Commemorating Evildoers


Prof. Dr. Oliver Hallich (University of Duisburg- Essen, Germany);
Dr Paula Satne (University of Wolverhampton, United Kingdom);

*All times are British Summer Time (BST)

Wednesday 8th September

First Session

10.30 am to 14.20 pm (UK time)

11 to 11.50hs: Might erasing history be problematic after all

Dr. Anja Berninger (Georg-August-Universität Göttingen)


12 to 12.50hs: It was a different time: Judging the past by today’s standards

Dr Alfred Archer (Tilburg University)


13.10hs to 14.20hs: Memorial culture and the work on myth

Ms Seraphine Appel (Pompeu Fabra University)


Second Session

15.30 to 17.20 hs (UK time)

15.30 to 16.20 hs:  Commemorations as speech acts

Ms Marie Evanston (University of California at Riverside)


  1. 30 to 17.20hs: Evaluating the ‘free speech’ objection to removing tainted political symbols

Dr Tuomas Manninen (Arizona State University)


Thursday 9th September 2021

Third Session

11 to 14.20hs (UK time)

11 to 11.50hs: Decolonising statues: metaphysics and history

Dr Jana Cattien (University of Amsterdam) and

Dr Richard Stopford  (Durham University)


12 to 12.50hs:  Aesthetic moralism and public statuary

Dr Craig K. Agule (Rutgers University – Camden)


13.10 to 14.20hs: Appropriate admiration

Dr Kyle Fruh (Duke Kunshan University)


Fourth Session

15.30 to 17.30hs (UK time)

15.30 to 16.20hs: Vindicating cross-generational blame: Why toppling and defacing statues of Christopher Columbus and Robert E. Lee is appropriate

Dr Eric Bayruns García  (California State University, San Bernardino)
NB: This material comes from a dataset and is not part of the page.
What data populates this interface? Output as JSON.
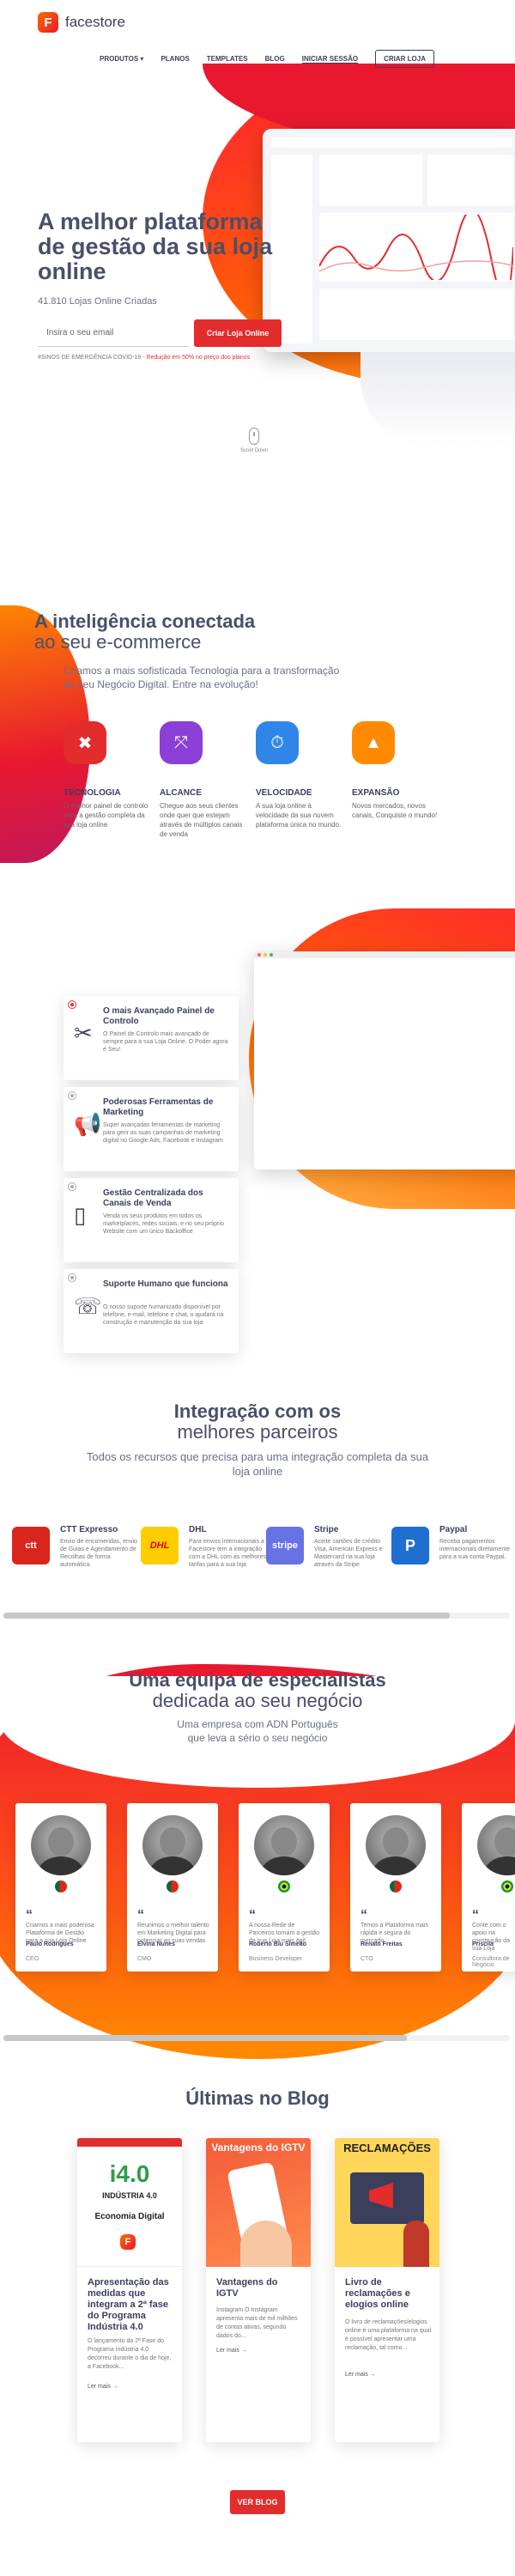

Keynote talk: 16.30 to 17.30hs: Commemoration and the vice of globalism

Dr Benjamin Matheson (Ludwig Maximilian University of Munich)


17.30 to 18hs

Informal social chat & end of workshop (bring your own drinks)


Edward Colston (1636–1721) was a Bristol-born merchant who made some of his fortune from the slave trade. Yet, in the 19th century he was seen mainly as a philanthropist. In 1895, the city of Bristol erected a monument in his honour in the area now known as The Centre. The statue became controversial by the end of the 20th century, as Colston’s activities as a major slave trader became more widely acknowledged. Since 1990, there had been unsuccessful campaigns and petitions calling for the removal of the statue. On 7 June 2020, during the global protests following the killing of George Floyd in the United States, Colston’s statue was pulled down by demonstrators. The statue was then rolled down Anchor Road and pushed into Bristol Harbour. A debate then ensued. While some saw the toppling of the statue as an act of vandalism entailing criminal damage, others saw it as a legitimate way of condemning atrocity and protesting racism and inequality. Others thought that the statue should have been brought down with the consent of the local government and the general public.

The toppling of Colston’s statue raises a variety of issues in philosophy, ethics and political theory, including issues related to the ethics of memory and forgiveness, the moral and political value of protesting, the legitimacy of historical moral judgements, the relationship between aesthetic and moral value, among many other issues.

The workshop will invite selected speakers and also call for papers to explore some of the following questions from a variety of theoretical and political perspectives:

  • What is the proper purpose of monuments and statues?
  • What is commemoration and what is it for?
  • How should we decide what monuments to erect (and keep) in public spaces?
  • Should we judge historical figures (and past authors) by today’s moral standards?
  • What kind of respect, if any, is an artwork owed?
  • Is it morally acceptable to destroy public artistic monuments?
  • Can a monument be artistically beautiful or valuable while being also morally despicable?
  • Are the protestors guilty or erasing history (“cancel culture”) or are they engaging with history. In other words, are they desecrating or are they in fact making a commemoration?